(Page and application data records)
━━━━━━━━━━━━━━━━

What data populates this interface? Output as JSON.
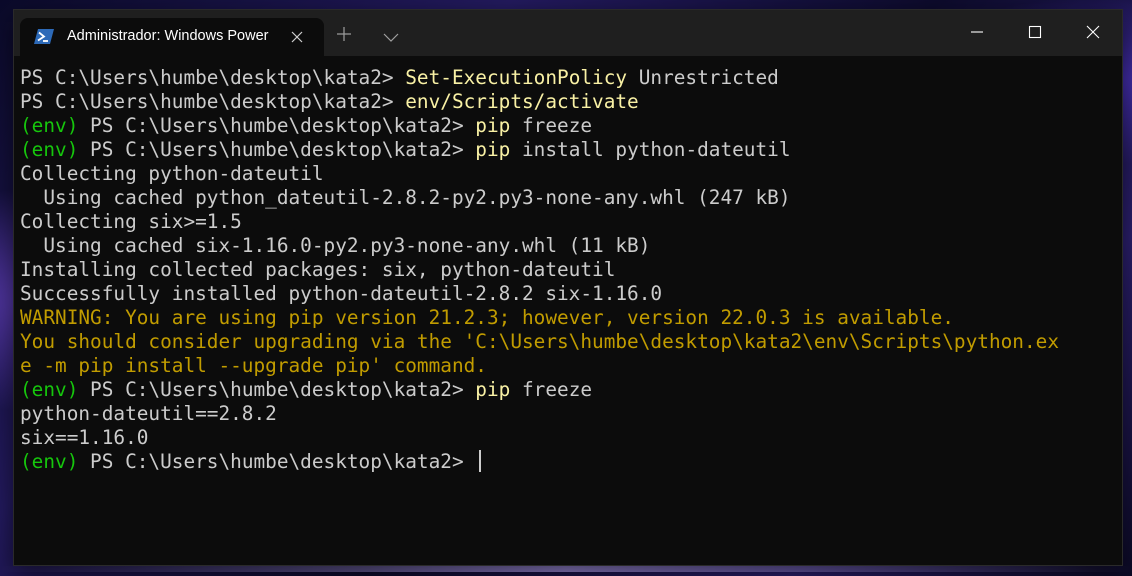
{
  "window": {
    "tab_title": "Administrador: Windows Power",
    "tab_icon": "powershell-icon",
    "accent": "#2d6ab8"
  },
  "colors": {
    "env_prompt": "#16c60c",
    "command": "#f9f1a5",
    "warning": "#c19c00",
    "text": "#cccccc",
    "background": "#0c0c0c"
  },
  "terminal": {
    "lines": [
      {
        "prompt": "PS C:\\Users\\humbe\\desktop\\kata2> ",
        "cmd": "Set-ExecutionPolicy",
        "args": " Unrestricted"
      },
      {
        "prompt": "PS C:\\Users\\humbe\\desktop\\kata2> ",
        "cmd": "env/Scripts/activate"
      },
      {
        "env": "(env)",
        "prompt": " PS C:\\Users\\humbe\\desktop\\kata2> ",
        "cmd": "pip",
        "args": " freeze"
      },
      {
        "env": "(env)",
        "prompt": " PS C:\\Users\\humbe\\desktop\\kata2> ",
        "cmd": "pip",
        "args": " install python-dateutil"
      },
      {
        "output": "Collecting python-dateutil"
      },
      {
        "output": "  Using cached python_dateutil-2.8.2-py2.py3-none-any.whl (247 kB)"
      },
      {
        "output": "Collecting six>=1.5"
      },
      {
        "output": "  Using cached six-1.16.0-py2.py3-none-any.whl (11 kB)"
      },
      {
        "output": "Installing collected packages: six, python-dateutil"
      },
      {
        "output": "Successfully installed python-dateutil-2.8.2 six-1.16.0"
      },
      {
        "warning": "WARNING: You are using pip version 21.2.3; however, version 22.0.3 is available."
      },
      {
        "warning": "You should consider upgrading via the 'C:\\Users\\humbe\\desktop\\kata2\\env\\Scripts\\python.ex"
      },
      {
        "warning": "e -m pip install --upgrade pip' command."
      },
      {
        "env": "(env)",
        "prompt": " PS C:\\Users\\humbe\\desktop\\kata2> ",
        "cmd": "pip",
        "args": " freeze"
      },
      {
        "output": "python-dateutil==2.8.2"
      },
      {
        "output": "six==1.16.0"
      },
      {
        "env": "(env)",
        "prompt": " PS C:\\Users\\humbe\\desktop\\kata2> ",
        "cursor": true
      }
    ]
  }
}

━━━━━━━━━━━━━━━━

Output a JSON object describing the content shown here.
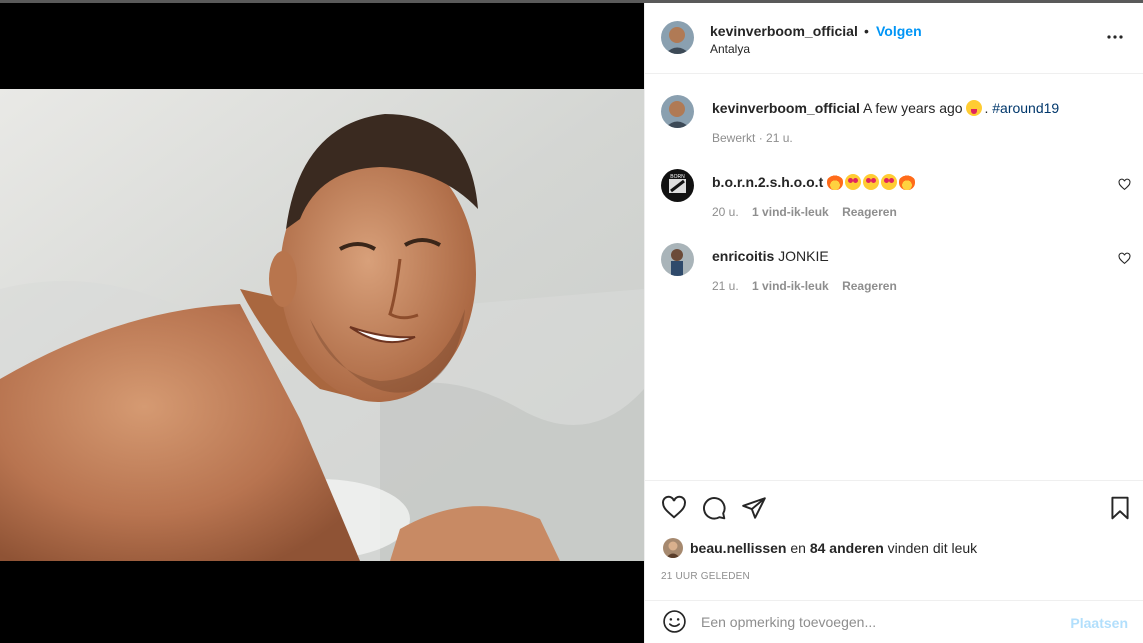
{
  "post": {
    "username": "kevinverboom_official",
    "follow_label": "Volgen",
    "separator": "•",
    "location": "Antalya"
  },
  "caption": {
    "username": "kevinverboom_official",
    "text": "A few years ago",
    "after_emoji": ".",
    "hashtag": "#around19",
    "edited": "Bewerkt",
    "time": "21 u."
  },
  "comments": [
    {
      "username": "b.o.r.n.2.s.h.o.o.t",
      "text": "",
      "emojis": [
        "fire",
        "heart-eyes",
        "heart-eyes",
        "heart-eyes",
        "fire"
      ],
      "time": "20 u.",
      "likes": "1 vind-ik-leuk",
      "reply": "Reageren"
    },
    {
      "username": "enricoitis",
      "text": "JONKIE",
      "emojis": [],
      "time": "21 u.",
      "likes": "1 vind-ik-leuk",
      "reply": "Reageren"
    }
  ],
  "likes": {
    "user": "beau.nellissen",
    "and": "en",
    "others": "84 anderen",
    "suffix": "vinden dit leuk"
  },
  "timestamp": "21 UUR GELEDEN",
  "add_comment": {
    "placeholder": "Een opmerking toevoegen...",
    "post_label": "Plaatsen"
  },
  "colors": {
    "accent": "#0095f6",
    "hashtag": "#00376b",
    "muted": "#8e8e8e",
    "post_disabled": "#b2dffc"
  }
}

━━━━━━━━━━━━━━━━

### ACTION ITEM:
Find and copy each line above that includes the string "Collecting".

### ANSWER AREA:
        "output": "Collecting python-dateutil"
        "output": "Collecting six>=1.5"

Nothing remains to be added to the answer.